Actually, a mini-diaspora began in the 1950s and 1960s as people started moving to the suburban communities around Youngstown for more spacious homes and better schools. Cars allowed us to commute into the city but the ethnic and economic mix of the city of Youngstown began to change. The fabric of neighborhoods started shredding. Downtown began to die as retail followed the area population.

Then 1978 came and with it the shutting down of the steel industry that had been Youngstown’s lifeblood and led to the collapse of many other businesses. And while there have been entrepreneurial people and other survivors who stayed, many of us either because of jobs we had or economic necessity moved elsewhere. Through this blog, I’ve come in contact with the “Youngstown Diaspora” extending from Columbus all the way to New Zealand.
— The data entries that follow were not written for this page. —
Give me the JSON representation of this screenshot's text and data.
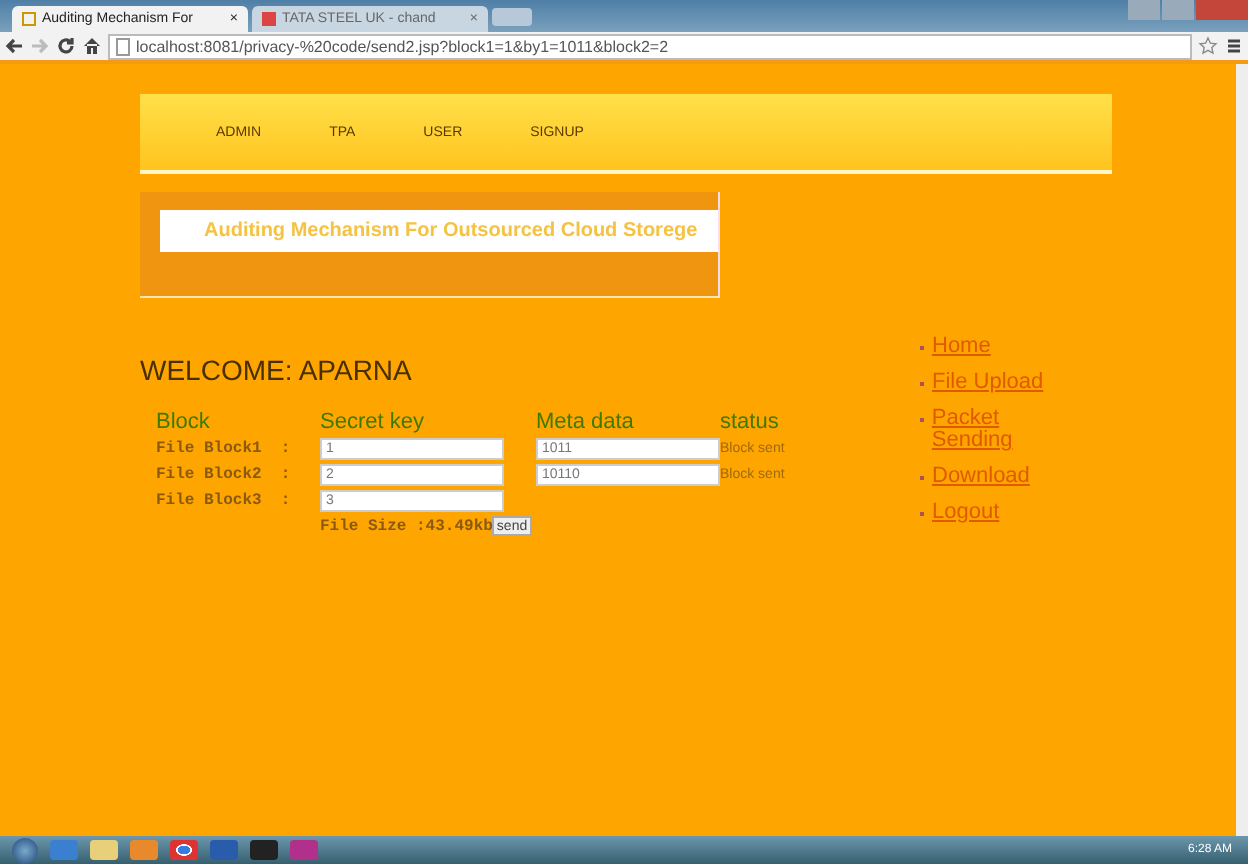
{
  "browser": {
    "tabs": [
      {
        "title": "Auditing Mechanism For",
        "close": "×",
        "selected": true
      },
      {
        "title": "TATA STEEL UK - chand",
        "close": "×",
        "selected": false
      }
    ],
    "url": "localhost:8081/privacy-%20code/send2.jsp?block1=1&by1=1011&block2=2"
  },
  "nav": [
    "ADMIN",
    "TPA",
    "USER",
    "SIGNUP"
  ],
  "banner": "Auditing Mechanism For Outsourced Cloud Storege",
  "welcome": "WELCOME: APARNA",
  "table": {
    "columns": [
      "Block",
      "Secret key",
      "Meta data",
      "status"
    ],
    "rows": [
      {
        "label": "File Block1  :",
        "key": "1",
        "meta": "1011",
        "status": "Block sent"
      },
      {
        "label": "File Block2  :",
        "key": "2",
        "meta": "10110",
        "status": "Block sent"
      },
      {
        "label": "File Block3  :",
        "key": "3"
      }
    ]
  },
  "file_size": "File Size :43.49kb",
  "send_button": "send",
  "links": [
    "Home",
    "File Upload",
    "Packet Sending",
    "Download",
    "Logout"
  ],
  "taskbar": {
    "time": "6:28 AM"
  }
}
One of the responses to my last Youngstown post, from someone in Oklahoma included this thought-provoking question: “I live in a beautiful city, clean and progressive much like Columbus. . . . So why are these memories so etched deep in my heart[?].” This haunting question seems to be part of the diaspora experience. Even though we may live in other places, we continue to feel a deep connection to our homes–the foods, the places, the personalities, the politics, the culture of this place we grew up. It is so odd, we’ve met people that we’ve felt a special connection with, only to find out that they are also from Youngstown, and off we go in talking about all these things. Through this series, I’ve discovered several Facebook groups of Youngstown natives and it is incredible the number of people and posts sharing both memories and current concerns! Youngstown is indeed etched deeply in our lives.

I think much of this is about identity. So much of who we are is formed in our early years, before we are 20. It seems true of me that you can take me out of Youngstown but you can’t take Youngstown out of me. I also think it is because we knew we had something very special in those years that had to do with home and a way of living, that we want to recapture. And some of it seems to be place, somewhere we had roots. It is a collage of visual memories of a good place that consisted of the glow of blast furnaces, the Home Savings tower, Christmas displays at Strouss’ and McKelveys, cookie tables at weddings, Handel’s, Lanterman Falls, Idora Park, and more.

I’ve discovered we Youngstowners are not alone in this sense of “diaspora”. I caught this TED talk on the Detroit Diaspora. I found a good deal I connected with. One thing that I’m wondering about because I haven’t heard this said by many from Youngstown is the idea of return. The longing for return is a big part of many diasporas. Jews will say “next year in Jerusalem.” And I wonder, and would love to hear from those in the “Youngstown Diaspora”, do you ever think about returning? And what would those of you who stayed think if at least part of this “diaspora” returned and brought the resources and experience gathered in other places back to Youngstown? Or is your form of return connecting with others in the Youngstown Diaspora, to return in memory to all that was good about that place we grew up?